News Release

Commissioner Holly C. Bakke

For Immediate Release:   November 4, 2002

For Further Information::   Mary Caffrey or Ellen Lovejoy - (609)292-5064




TRENTON - Banking and Insurance Commissioner Holly C. Bakke today announced that CIGNA HealthCare of New Jersey has resolved claims-handling violations cited by the Department this Spring.

On May 10, the Department released findings and recommendations of its Market Conduct Examination, which revealed excessive claims-payment delays and other claims-related violations by CIGNA Healthcare of New Jersey.

As a result of the Department's examination, CIGNA HealthCare has agreed to take corrective measures to assure that the objectionable practices do not continue.

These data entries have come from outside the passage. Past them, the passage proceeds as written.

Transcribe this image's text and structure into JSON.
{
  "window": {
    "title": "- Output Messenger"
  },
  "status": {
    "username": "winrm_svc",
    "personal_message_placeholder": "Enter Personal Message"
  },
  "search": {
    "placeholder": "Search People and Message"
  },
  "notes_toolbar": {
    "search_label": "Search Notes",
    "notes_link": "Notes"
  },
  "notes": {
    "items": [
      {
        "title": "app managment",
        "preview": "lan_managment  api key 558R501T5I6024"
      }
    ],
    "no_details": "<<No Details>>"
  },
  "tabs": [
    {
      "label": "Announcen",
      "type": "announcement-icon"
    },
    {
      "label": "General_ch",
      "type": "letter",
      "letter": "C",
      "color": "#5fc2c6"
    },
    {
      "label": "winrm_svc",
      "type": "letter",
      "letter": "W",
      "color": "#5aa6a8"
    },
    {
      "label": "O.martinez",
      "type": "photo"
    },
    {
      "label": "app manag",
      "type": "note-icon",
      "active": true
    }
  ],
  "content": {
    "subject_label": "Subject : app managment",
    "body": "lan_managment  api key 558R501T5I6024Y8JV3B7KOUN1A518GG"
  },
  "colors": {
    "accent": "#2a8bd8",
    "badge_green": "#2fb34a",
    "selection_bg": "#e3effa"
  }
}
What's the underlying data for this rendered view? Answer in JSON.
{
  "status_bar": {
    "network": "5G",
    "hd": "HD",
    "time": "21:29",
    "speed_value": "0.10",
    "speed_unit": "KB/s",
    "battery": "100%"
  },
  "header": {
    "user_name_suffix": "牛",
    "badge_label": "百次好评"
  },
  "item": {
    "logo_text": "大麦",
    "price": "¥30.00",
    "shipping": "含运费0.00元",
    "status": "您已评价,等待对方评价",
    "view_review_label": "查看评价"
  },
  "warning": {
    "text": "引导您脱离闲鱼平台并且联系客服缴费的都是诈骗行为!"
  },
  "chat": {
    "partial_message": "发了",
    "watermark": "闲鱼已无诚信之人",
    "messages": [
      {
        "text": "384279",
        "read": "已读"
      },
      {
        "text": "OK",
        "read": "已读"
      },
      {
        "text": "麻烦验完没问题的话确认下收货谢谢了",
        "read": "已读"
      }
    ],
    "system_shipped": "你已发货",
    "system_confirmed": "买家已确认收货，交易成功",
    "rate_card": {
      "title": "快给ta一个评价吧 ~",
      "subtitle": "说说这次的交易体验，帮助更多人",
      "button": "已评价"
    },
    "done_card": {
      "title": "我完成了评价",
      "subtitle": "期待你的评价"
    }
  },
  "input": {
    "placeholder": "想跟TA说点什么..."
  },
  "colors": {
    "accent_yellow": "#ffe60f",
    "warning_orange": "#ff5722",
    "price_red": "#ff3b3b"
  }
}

"CIGNA HealthCare has given the Department full cooperation in addressing and correcting the problems found in our examination,'' Commissioner Bakke said. "The company was diligent in following our recommendations. It took responsibility for the problems and instituted comprehensive reforms. The consumer is the winner.''

A $200,000 fine imposed by the Commissioner reflects CIGNA HealthCare's willingness to take corrective action. The fine would have been higher if CIGNA HealthCare had not demonstrated cooperation in taking corrective steps. CIGNA HealthCare waived its right to a hearing and consented to the $200,000 penalty.

The Market Conduct Examination revealed that CIGNA HealthCare failed in more than 84,000 cases during the Department's review period to comply with the Departmentís "prompt-pay" laws that set time limits for either paying or denying the claims of doctors and hospitals. CIGNA also engaged in underpayments, failed to pay the required 10-percent interest penalty on late claims payments, and in general failed to keep adequate records and controls of its claims-handling processes, according to the examination by the Market Conduct unit of the Department's Office of Consumer Protection Services.

CIGNA HealthCare acknowledged that its approach to payment on late-paid claims was not compliant with New Jersey law and has instituted an interest payment program that has resulted in paying medical providers and members about $131,000 in interest on late claims.

CIGNA HealthCare's inability to fully gather and report claim information has been addressed by a company-wide consolidation and upgrade of its systems.

To address the finding that CIGNA HealthCare vendors did not perform as well on claims processing as the company's in-house staff, the HMO has severed relations with one vendor and has agreed to institute more rigorous audits and supervision of vendor claim practices. Acknowledging its overall responsibility for its vendors' actions, CIGNA HealthCare also has informed vendors in writing of their responsibility to comply with New Jersey laws and regulations.

At the Department's direction, all CIGNA HealthCare claims personnel have received formal procedural guidelines directing them to adhere to all New Jersey claim payment rules, including deadlines for paying claims, payment of interest, and proper coordination of benefits.

Commissioner Bakke explained that Market Conduct examinations are designed to accomplish four goals: to ensure that policyholders get what they pay for; to identify areas in which a company is performing well, and encourage those practices in the future; to identify immediate corrective actions that a company must implement, including the payment of restitution; and to provide a basis for the implementation of sanctions for violations of law.

"CIGNA's change of direction shows that the Department's Market Conduct Exams meet the goal of better customer service," Commissioner Bakke said.